Exact copies of all the records below should be returned.
*** EXCERPTED DATA Section Begins ***
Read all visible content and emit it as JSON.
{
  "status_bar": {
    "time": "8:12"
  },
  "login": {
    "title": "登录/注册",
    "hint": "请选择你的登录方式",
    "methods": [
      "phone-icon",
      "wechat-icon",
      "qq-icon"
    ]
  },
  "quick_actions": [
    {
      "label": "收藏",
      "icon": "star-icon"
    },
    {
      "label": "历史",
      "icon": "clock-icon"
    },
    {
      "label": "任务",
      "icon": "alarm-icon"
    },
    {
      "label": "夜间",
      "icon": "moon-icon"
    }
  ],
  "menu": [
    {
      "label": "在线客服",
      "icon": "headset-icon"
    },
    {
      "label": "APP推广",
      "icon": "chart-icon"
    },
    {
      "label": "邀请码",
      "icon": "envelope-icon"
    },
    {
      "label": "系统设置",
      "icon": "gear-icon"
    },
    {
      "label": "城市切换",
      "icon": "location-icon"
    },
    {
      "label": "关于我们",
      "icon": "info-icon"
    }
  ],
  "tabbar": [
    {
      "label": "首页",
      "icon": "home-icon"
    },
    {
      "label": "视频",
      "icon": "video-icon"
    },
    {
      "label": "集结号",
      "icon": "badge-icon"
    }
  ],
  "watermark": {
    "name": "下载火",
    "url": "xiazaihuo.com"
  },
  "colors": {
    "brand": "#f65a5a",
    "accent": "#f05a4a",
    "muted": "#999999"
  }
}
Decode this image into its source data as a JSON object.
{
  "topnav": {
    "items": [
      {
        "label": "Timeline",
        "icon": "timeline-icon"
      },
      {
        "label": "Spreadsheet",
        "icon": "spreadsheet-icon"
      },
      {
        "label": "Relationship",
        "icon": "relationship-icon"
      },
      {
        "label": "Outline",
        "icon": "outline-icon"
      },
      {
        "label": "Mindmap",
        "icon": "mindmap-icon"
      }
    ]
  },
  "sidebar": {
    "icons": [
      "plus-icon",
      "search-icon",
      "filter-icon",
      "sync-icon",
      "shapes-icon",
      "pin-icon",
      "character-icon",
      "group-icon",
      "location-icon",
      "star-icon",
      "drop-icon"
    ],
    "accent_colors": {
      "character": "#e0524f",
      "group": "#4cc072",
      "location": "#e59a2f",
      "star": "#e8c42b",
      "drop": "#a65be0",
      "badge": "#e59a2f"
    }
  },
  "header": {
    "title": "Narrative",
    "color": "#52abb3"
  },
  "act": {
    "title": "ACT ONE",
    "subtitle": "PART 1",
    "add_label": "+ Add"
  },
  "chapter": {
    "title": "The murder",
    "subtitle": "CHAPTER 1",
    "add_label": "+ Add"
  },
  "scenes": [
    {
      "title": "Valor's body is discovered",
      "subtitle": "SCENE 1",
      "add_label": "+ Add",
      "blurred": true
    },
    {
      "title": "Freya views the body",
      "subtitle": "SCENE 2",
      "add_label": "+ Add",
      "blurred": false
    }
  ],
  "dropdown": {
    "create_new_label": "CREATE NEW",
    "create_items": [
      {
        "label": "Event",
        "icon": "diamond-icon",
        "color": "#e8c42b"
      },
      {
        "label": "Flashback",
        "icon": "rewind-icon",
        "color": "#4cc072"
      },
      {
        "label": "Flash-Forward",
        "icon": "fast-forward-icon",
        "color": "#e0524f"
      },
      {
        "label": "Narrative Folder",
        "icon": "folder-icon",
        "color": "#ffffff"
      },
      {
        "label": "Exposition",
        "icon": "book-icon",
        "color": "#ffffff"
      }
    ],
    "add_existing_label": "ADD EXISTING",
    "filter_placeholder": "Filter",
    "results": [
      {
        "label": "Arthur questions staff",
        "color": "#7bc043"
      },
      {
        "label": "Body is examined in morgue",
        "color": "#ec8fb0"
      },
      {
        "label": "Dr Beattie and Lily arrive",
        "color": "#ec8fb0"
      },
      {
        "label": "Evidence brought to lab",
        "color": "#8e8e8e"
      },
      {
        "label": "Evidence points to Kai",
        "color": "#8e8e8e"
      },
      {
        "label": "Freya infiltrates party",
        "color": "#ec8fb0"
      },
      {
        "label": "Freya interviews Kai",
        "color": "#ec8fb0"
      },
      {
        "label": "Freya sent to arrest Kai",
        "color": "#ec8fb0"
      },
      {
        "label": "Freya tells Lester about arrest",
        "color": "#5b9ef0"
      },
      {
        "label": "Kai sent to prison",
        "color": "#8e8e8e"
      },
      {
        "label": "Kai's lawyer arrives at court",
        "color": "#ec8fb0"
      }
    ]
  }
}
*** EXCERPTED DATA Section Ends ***
= ANSWER TO THIS TASK =
Read all visible content and emit it as JSON.
{
  "status_bar": {
    "time": "8:12"
  },
  "login": {
    "title": "登录/注册",
    "hint": "请选择你的登录方式",
    "methods": [
      "phone-icon",
      "wechat-icon",
      "qq-icon"
    ]
  },
  "quick_actions": [
    {
      "label": "收藏",
      "icon": "star-icon"
    },
    {
      "label": "历史",
      "icon": "clock-icon"
    },
    {
      "label": "任务",
      "icon": "alarm-icon"
    },
    {
      "label": "夜间",
      "icon": "moon-icon"
    }
  ],
  "menu": [
    {
      "label": "在线客服",
      "icon": "headset-icon"
    },
    {
      "label": "APP推广",
      "icon": "chart-icon"
    },
    {
      "label": "邀请码",
      "icon": "envelope-icon"
    },
    {
      "label": "系统设置",
      "icon": "gear-icon"
    },
    {
      "label": "城市切换",
      "icon": "location-icon"
    },
    {
      "label": "关于我们",
      "icon": "info-icon"
    }
  ],
  "tabbar": [
    {
      "label": "首页",
      "icon": "home-icon"
    },
    {
      "label": "视频",
      "icon": "video-icon"
    },
    {
      "label": "集结号",
      "icon": "badge-icon"
    }
  ],
  "watermark": {
    "name": "下载火",
    "url": "xiazaihuo.com"
  },
  "colors": {
    "brand": "#f65a5a",
    "accent": "#f05a4a",
    "muted": "#999999"
  }
}
Decode this image into its source data as a JSON object.
{
  "topnav": {
    "items": [
      {
        "label": "Timeline",
        "icon": "timeline-icon"
      },
      {
        "label": "Spreadsheet",
        "icon": "spreadsheet-icon"
      },
      {
        "label": "Relationship",
        "icon": "relationship-icon"
      },
      {
        "label": "Outline",
        "icon": "outline-icon"
      },
      {
        "label": "Mindmap",
        "icon": "mindmap-icon"
      }
    ]
  },
  "sidebar": {
    "icons": [
      "plus-icon",
      "search-icon",
      "filter-icon",
      "sync-icon",
      "shapes-icon",
      "pin-icon",
      "character-icon",
      "group-icon",
      "location-icon",
      "star-icon",
      "drop-icon"
    ],
    "accent_colors": {
      "character": "#e0524f",
      "group": "#4cc072",
      "location": "#e59a2f",
      "star": "#e8c42b",
      "drop": "#a65be0",
      "badge": "#e59a2f"
    }
  },
  "header": {
    "title": "Narrative",
    "color": "#52abb3"
  },
  "act": {
    "title": "ACT ONE",
    "subtitle": "PART 1",
    "add_label": "+ Add"
  },
  "chapter": {
    "title": "The murder",
    "subtitle": "CHAPTER 1",
    "add_label": "+ Add"
  },
  "scenes": [
    {
      "title": "Valor's body is discovered",
      "subtitle": "SCENE 1",
      "add_label": "+ Add",
      "blurred": true
    },
    {
      "title": "Freya views the body",
      "subtitle": "SCENE 2",
      "add_label": "+ Add",
      "blurred": false
    }
  ],
  "dropdown": {
    "create_new_label": "CREATE NEW",
    "create_items": [
      {
        "label": "Event",
        "icon": "diamond-icon",
        "color": "#e8c42b"
      },
      {
        "label": "Flashback",
        "icon": "rewind-icon",
        "color": "#4cc072"
      },
      {
        "label": "Flash-Forward",
        "icon": "fast-forward-icon",
        "color": "#e0524f"
      },
      {
        "label": "Narrative Folder",
        "icon": "folder-icon",
        "color": "#ffffff"
      },
      {
        "label": "Exposition",
        "icon": "book-icon",
        "color": "#ffffff"
      }
    ],
    "add_existing_label": "ADD EXISTING",
    "filter_placeholder": "Filter",
    "results": [
      {
        "label": "Arthur questions staff",
        "color": "#7bc043"
      },
      {
        "label": "Body is examined in morgue",
        "color": "#ec8fb0"
      },
      {
        "label": "Dr Beattie and Lily arrive",
        "color": "#ec8fb0"
      },
      {
        "label": "Evidence brought to lab",
        "color": "#8e8e8e"
      },
      {
        "label": "Evidence points to Kai",
        "color": "#8e8e8e"
      },
      {
        "label": "Freya infiltrates party",
        "color": "#ec8fb0"
      },
      {
        "label": "Freya interviews Kai",
        "color": "#ec8fb0"
      },
      {
        "label": "Freya sent to arrest Kai",
        "color": "#ec8fb0"
      },
      {
        "label": "Freya tells Lester about arrest",
        "color": "#5b9ef0"
      },
      {
        "label": "Kai sent to prison",
        "color": "#8e8e8e"
      },
      {
        "label": "Kai's lawyer arrives at court",
        "color": "#ec8fb0"
      }
    ]
  }
}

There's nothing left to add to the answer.